DATA: Begin
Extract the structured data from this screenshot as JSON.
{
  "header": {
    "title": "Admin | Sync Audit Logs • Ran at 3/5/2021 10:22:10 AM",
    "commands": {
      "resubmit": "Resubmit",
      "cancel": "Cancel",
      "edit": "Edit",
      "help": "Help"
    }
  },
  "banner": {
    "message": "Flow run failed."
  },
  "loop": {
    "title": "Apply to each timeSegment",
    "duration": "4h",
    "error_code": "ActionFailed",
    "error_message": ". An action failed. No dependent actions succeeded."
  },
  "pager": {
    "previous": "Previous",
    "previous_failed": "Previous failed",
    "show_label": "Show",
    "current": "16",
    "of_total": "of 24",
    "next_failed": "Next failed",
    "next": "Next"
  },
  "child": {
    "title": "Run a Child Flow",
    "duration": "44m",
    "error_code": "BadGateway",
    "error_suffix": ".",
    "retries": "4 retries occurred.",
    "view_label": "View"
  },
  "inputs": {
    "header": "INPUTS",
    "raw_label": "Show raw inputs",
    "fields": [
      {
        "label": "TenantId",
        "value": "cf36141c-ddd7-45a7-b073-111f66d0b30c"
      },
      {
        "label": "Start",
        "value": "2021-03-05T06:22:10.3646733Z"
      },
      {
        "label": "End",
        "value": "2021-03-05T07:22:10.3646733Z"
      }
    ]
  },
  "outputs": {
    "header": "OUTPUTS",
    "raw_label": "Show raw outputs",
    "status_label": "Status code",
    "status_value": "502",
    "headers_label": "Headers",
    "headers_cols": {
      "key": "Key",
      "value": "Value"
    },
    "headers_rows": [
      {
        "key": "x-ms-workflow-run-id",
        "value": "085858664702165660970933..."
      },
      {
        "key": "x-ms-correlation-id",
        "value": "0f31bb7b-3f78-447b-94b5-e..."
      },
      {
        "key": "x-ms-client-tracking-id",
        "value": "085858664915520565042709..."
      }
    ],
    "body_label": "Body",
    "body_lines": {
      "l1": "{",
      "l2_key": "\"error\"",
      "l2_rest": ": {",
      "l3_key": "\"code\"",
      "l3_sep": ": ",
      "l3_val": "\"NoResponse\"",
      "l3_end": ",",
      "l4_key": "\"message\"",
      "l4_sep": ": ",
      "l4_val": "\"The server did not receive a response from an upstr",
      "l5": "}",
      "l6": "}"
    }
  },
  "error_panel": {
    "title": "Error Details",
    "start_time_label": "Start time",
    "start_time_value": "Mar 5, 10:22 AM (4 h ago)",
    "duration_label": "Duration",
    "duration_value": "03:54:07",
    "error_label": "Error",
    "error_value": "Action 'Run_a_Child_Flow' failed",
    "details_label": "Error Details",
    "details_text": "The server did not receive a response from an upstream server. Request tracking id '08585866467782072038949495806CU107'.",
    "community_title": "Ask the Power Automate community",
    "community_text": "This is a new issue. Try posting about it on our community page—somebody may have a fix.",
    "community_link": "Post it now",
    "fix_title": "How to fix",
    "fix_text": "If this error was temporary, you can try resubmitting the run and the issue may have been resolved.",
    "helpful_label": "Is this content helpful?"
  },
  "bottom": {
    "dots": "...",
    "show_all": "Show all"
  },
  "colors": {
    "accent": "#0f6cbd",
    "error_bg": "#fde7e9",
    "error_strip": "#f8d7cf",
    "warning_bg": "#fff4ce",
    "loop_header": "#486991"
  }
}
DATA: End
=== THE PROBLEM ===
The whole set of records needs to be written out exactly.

=== RESULT BELOW ===
Extract the structured data from this screenshot as JSON.
{
  "header": {
    "title": "Admin | Sync Audit Logs • Ran at 3/5/2021 10:22:10 AM",
    "commands": {
      "resubmit": "Resubmit",
      "cancel": "Cancel",
      "edit": "Edit",
      "help": "Help"
    }
  },
  "banner": {
    "message": "Flow run failed."
  },
  "loop": {
    "title": "Apply to each timeSegment",
    "duration": "4h",
    "error_code": "ActionFailed",
    "error_message": ". An action failed. No dependent actions succeeded."
  },
  "pager": {
    "previous": "Previous",
    "previous_failed": "Previous failed",
    "show_label": "Show",
    "current": "16",
    "of_total": "of 24",
    "next_failed": "Next failed",
    "next": "Next"
  },
  "child": {
    "title": "Run a Child Flow",
    "duration": "44m",
    "error_code": "BadGateway",
    "error_suffix": ".",
    "retries": "4 retries occurred.",
    "view_label": "View"
  },
  "inputs": {
    "header": "INPUTS",
    "raw_label": "Show raw inputs",
    "fields": [
      {
        "label": "TenantId",
        "value": "cf36141c-ddd7-45a7-b073-111f66d0b30c"
      },
      {
        "label": "Start",
        "value": "2021-03-05T06:22:10.3646733Z"
      },
      {
        "label": "End",
        "value": "2021-03-05T07:22:10.3646733Z"
      }
    ]
  },
  "outputs": {
    "header": "OUTPUTS",
    "raw_label": "Show raw outputs",
    "status_label": "Status code",
    "status_value": "502",
    "headers_label": "Headers",
    "headers_cols": {
      "key": "Key",
      "value": "Value"
    },
    "headers_rows": [
      {
        "key": "x-ms-workflow-run-id",
        "value": "085858664702165660970933..."
      },
      {
        "key": "x-ms-correlation-id",
        "value": "0f31bb7b-3f78-447b-94b5-e..."
      },
      {
        "key": "x-ms-client-tracking-id",
        "value": "085858664915520565042709..."
      }
    ],
    "body_label": "Body",
    "body_lines": {
      "l1": "{",
      "l2_key": "\"error\"",
      "l2_rest": ": {",
      "l3_key": "\"code\"",
      "l3_sep": ": ",
      "l3_val": "\"NoResponse\"",
      "l3_end": ",",
      "l4_key": "\"message\"",
      "l4_sep": ": ",
      "l4_val": "\"The server did not receive a response from an upstr",
      "l5": "}",
      "l6": "}"
    }
  },
  "error_panel": {
    "title": "Error Details",
    "start_time_label": "Start time",
    "start_time_value": "Mar 5, 10:22 AM (4 h ago)",
    "duration_label": "Duration",
    "duration_value": "03:54:07",
    "error_label": "Error",
    "error_value": "Action 'Run_a_Child_Flow' failed",
    "details_label": "Error Details",
    "details_text": "The server did not receive a response from an upstream server. Request tracking id '08585866467782072038949495806CU107'.",
    "community_title": "Ask the Power Automate community",
    "community_text": "This is a new issue. Try posting about it on our community page—somebody may have a fix.",
    "community_link": "Post it now",
    "fix_title": "How to fix",
    "fix_text": "If this error was temporary, you can try resubmitting the run and the issue may have been resolved.",
    "helpful_label": "Is this content helpful?"
  },
  "bottom": {
    "dots": "...",
    "show_all": "Show all"
  },
  "colors": {
    "accent": "#0f6cbd",
    "error_bg": "#fde7e9",
    "error_strip": "#f8d7cf",
    "warning_bg": "#fff4ce",
    "loop_header": "#486991"
  }
}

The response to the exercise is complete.